Winter Springs City Commissioner Avery Smith took care of her aging parents and moved them into her Casselberry home.
"Particularly, my mom was not able to cook for herself, do any of the laundry, clean or do anything like that," said Smith.
She claimed a homestead tax exemption on the home, but when county officials learned her husband claimed a homestead exemption on their Winter Springs home, Smith was accused of double dipping and forced to pay back taxes.
But now, WFTV learned the state Supreme Court recently ruled that people can get a tax break on a home they don't live in as long as they can prove a legal or natural dependent lives there.
"This impacts every homeowner in Florida," said Smith.
The ruling says you don't have to live in the state to qualify. For example, homeowners can buy a home for their college student here while living thousands of miles away, but since the child lives here, they can receive a homestead exemption.
Now property-appraiser offices everywhere are reviewing the verdict to see just how many Floridians could be affected.
"Each property owner and set of circumstances are unique, especially when you get
Smith is poised to get a $3,100 refund, and encourages others to get what she
"There are lots of daughters and sons out there doing the same thing as I am doing," said Smith.
If you think you qualify for a homestead exemption under this court verdict, don't expect a refund on past taxes. You're only eligible from this point forward, unless you've been involved in litigation with your county's property appraiser.
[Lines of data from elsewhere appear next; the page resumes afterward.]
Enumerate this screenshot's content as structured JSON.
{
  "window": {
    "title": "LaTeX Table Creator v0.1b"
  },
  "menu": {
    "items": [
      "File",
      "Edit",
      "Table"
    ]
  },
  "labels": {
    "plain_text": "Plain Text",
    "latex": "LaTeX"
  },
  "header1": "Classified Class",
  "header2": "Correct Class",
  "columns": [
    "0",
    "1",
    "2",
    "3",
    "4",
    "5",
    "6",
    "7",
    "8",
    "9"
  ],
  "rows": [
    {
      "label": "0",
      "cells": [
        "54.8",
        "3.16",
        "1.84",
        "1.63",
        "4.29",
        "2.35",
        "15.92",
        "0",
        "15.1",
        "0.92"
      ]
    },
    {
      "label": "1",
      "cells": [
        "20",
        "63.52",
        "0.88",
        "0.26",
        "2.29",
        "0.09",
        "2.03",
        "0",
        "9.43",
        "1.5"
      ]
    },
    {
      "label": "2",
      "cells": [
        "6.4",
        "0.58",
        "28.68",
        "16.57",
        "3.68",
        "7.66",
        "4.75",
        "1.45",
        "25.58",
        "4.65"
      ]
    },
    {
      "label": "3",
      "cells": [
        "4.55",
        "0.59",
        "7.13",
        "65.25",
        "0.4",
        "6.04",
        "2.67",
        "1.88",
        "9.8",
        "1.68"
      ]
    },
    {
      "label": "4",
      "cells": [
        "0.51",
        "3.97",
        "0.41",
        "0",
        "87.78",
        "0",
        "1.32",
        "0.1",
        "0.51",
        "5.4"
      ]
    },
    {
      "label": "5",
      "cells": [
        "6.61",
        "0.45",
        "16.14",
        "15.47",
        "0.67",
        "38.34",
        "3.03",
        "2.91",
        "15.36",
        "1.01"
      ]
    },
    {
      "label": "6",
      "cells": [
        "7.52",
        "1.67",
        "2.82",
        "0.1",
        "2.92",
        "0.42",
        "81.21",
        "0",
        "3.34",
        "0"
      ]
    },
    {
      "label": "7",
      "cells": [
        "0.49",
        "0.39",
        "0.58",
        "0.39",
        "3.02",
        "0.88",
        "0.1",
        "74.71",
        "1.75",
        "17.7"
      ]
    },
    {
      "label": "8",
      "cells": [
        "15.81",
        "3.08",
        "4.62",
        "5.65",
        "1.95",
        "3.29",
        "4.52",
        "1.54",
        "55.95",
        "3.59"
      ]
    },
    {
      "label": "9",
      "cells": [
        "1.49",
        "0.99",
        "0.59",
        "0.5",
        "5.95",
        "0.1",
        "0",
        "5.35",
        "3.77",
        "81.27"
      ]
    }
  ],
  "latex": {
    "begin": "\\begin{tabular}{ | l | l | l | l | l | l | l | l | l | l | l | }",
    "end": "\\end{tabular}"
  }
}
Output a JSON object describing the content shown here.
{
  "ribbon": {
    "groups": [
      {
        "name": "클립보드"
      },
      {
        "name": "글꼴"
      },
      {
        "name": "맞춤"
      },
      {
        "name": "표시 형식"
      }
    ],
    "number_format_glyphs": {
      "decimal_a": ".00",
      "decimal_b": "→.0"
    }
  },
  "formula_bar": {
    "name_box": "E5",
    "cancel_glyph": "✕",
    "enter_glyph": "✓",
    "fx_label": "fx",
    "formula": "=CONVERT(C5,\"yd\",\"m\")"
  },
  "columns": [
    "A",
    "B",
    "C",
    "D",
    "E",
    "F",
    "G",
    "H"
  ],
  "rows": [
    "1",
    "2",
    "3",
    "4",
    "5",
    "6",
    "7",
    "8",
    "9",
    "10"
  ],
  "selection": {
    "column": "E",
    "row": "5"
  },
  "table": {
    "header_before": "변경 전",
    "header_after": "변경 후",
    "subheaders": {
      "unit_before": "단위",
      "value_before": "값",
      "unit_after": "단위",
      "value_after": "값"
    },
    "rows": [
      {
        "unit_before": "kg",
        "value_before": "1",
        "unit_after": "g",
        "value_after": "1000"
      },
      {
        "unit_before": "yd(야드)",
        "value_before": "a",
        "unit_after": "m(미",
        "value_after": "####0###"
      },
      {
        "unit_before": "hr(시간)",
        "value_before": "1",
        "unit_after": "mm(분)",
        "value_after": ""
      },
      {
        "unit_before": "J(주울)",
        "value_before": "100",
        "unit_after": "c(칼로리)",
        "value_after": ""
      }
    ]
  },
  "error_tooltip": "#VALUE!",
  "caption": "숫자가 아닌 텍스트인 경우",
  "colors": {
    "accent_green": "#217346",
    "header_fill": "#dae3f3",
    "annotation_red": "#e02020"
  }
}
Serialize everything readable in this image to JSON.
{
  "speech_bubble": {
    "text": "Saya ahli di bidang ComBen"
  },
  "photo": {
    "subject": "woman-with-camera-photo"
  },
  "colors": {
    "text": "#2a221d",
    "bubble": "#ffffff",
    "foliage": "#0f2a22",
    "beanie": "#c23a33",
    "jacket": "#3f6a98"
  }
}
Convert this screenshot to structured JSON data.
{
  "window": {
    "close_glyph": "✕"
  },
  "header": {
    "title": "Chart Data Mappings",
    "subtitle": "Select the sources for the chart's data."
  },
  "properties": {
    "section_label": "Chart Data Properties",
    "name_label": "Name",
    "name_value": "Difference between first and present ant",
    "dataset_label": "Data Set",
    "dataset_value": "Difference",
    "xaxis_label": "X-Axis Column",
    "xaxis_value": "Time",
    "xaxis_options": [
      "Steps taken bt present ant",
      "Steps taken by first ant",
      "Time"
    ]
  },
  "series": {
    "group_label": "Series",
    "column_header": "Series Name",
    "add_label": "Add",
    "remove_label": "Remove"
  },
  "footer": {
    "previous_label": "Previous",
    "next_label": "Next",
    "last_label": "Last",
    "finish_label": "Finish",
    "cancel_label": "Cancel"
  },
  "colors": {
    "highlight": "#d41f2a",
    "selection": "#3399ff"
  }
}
Call your property appraiser directly if you have questions about your homestead exemption status.